The Thompsons are the first team from any school to reach the title match of the ITA All-American Championships in consecutive years and come away with a title. Each of the three previous back-to-back finalists had gone winless in both attempts. Notre Dame - which knocked off three top-seven teams to reach the final - lost just 16 total games in the tournament, the second-fewest ever by a doubles champion, behind only the 11 surrendered by Sarah Riske and Aleke Tsoubanos of Vanderbilt in 2002. The Irish opened with an 8-0 victory over the seventh-ranked team of Gabrielle Duch and Neyssa Etienne of South Florida. The twins beat #6 Alice Barnes/Anne Yelsey of Stanford 9-7 on Friday and came back with an 8-1 triumph against #3 Iva Gersic/Maja Kovacek of New Mexico in the semifinals.
The Bulldogs saw their outstanding run in the tournament end. Sainz and Winterhalter cruised their way through qualifying with upsets of teams ranked 16th, 20th, and 36th nationally, and then knocked off the #8 and #11 squads in the main draw before shocking the top-ranked team in college tennis, Caroline Basu and Shadisha Robinson of Georgia, in Saturday's semifinals.

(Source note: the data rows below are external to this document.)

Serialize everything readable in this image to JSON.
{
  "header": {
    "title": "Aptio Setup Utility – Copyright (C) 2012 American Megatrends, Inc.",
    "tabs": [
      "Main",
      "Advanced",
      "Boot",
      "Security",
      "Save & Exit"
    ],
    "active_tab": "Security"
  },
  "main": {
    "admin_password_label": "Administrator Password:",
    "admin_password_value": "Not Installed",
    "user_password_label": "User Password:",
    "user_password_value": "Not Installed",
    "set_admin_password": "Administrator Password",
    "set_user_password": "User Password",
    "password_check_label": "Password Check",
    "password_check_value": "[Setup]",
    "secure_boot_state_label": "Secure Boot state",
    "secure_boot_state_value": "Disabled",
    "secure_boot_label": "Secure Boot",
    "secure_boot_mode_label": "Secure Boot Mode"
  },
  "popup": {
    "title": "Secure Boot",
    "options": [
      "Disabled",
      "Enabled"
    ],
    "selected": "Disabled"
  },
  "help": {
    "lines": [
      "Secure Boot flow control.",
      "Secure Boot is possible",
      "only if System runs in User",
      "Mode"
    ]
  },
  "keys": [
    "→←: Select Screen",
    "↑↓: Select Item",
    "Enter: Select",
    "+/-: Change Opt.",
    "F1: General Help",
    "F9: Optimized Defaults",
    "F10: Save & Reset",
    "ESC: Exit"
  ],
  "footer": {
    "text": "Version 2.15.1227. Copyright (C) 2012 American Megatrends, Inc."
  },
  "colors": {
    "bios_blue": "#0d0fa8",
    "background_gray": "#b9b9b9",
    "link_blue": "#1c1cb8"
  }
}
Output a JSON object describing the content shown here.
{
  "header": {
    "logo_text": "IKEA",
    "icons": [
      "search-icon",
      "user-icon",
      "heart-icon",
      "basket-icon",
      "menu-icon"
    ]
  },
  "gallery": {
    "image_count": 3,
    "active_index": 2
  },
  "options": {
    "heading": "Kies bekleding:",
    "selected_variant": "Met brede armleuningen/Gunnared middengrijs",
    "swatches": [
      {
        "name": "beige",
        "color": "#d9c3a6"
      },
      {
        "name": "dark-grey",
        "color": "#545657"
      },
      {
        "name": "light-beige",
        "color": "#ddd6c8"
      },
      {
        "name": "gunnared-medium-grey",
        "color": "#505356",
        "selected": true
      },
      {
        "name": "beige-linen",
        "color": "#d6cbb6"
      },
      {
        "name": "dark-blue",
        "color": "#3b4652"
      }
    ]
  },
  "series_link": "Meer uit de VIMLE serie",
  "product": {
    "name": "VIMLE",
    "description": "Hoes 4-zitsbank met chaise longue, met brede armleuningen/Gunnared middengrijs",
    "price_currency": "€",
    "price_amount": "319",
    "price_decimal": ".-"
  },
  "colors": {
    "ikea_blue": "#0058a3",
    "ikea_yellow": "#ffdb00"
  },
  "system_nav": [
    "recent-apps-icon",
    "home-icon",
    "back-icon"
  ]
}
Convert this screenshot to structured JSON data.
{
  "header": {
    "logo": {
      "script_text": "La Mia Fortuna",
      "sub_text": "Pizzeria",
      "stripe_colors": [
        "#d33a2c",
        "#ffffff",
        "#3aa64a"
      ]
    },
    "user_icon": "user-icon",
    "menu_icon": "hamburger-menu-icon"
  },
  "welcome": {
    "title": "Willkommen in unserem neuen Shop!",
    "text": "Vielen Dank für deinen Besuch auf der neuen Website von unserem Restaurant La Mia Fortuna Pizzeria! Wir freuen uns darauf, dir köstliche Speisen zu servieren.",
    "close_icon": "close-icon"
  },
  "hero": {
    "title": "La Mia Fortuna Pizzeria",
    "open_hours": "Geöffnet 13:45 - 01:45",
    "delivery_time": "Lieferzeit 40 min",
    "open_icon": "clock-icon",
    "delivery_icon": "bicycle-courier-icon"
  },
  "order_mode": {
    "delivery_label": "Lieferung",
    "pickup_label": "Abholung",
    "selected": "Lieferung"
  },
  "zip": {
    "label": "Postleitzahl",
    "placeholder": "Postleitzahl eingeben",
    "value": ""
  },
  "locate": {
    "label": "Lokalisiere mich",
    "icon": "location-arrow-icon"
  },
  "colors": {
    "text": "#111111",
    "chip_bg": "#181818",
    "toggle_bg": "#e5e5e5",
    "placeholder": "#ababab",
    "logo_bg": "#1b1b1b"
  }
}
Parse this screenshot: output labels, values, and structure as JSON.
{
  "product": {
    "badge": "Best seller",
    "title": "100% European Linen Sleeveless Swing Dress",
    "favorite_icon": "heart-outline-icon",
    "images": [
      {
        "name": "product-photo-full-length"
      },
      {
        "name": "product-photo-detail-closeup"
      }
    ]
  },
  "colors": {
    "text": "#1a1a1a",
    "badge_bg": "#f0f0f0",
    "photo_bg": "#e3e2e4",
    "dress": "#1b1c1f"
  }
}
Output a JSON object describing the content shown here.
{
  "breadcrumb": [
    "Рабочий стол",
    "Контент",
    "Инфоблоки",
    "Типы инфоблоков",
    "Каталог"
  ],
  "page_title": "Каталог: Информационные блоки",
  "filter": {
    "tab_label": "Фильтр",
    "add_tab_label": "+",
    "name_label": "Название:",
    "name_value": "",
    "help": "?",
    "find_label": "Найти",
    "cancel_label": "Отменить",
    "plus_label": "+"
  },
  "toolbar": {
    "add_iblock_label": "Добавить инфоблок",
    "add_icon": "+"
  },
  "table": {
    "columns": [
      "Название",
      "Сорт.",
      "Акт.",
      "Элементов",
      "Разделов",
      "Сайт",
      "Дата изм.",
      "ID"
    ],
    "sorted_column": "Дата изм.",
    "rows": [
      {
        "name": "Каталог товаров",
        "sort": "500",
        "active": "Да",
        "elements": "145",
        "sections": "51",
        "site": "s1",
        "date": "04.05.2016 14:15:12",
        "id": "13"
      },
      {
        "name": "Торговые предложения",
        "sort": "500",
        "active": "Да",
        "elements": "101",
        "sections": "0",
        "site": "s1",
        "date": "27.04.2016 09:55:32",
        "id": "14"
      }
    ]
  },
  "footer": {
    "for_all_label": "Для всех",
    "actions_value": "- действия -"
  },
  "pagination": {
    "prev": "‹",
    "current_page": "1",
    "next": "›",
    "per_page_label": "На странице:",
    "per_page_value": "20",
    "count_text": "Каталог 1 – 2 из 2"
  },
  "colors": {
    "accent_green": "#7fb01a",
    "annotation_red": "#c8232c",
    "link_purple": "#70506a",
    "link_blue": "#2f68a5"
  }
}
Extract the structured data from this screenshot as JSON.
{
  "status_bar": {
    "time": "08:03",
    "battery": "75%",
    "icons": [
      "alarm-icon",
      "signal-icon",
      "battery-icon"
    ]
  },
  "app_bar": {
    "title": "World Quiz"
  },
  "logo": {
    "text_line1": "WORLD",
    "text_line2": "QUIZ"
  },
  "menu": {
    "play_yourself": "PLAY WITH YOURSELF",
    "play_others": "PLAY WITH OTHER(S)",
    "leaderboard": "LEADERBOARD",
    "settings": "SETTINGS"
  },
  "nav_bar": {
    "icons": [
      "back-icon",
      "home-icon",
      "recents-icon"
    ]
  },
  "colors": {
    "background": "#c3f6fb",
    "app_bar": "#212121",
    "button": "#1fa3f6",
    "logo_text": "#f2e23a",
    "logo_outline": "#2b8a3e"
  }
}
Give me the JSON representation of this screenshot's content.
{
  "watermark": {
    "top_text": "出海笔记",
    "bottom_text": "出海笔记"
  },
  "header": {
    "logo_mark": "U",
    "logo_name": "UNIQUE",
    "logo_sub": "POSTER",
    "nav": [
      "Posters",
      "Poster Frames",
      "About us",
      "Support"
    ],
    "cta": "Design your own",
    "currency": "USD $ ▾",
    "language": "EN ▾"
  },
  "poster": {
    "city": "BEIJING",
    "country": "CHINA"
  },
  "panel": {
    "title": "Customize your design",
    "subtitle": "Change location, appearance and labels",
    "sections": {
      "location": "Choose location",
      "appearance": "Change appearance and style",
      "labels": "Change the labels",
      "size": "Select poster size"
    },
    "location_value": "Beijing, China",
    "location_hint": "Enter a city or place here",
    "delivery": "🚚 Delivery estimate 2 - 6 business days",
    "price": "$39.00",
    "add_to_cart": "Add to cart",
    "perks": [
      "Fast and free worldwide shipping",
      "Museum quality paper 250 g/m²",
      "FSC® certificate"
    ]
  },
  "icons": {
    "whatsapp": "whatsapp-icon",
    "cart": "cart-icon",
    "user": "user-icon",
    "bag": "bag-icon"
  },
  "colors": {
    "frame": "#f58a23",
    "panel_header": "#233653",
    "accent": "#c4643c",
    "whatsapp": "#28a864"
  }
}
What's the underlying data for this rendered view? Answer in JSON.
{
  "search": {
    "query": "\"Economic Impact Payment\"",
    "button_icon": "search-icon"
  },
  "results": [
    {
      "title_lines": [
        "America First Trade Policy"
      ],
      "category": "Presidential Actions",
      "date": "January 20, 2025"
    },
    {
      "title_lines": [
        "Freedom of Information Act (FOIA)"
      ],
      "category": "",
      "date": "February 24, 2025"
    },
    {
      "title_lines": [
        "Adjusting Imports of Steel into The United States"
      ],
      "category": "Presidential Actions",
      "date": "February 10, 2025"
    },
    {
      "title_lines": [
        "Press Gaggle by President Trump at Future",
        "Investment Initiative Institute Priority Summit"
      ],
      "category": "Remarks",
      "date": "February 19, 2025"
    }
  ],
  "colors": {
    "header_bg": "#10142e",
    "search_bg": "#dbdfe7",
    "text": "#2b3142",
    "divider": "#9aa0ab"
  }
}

Catrina and Christian are the second set of twins from any school - and the first in the All-Americans - ever to win an ITA national championship, following Tami and Teri Whitlinger of Stanford, who won the 1989 ITA National Intercollegiate Indoor Championships.
The Thompsons - who have been among the final four teams remaining in three of the last four grand slams - improved to 11-4 in their careers in grand slam events. They are now 7-1 in the All-American Championships after Irish competitors had been just 2-5 in its doubles main draw prior to that.
-- Courtesy Notre Dame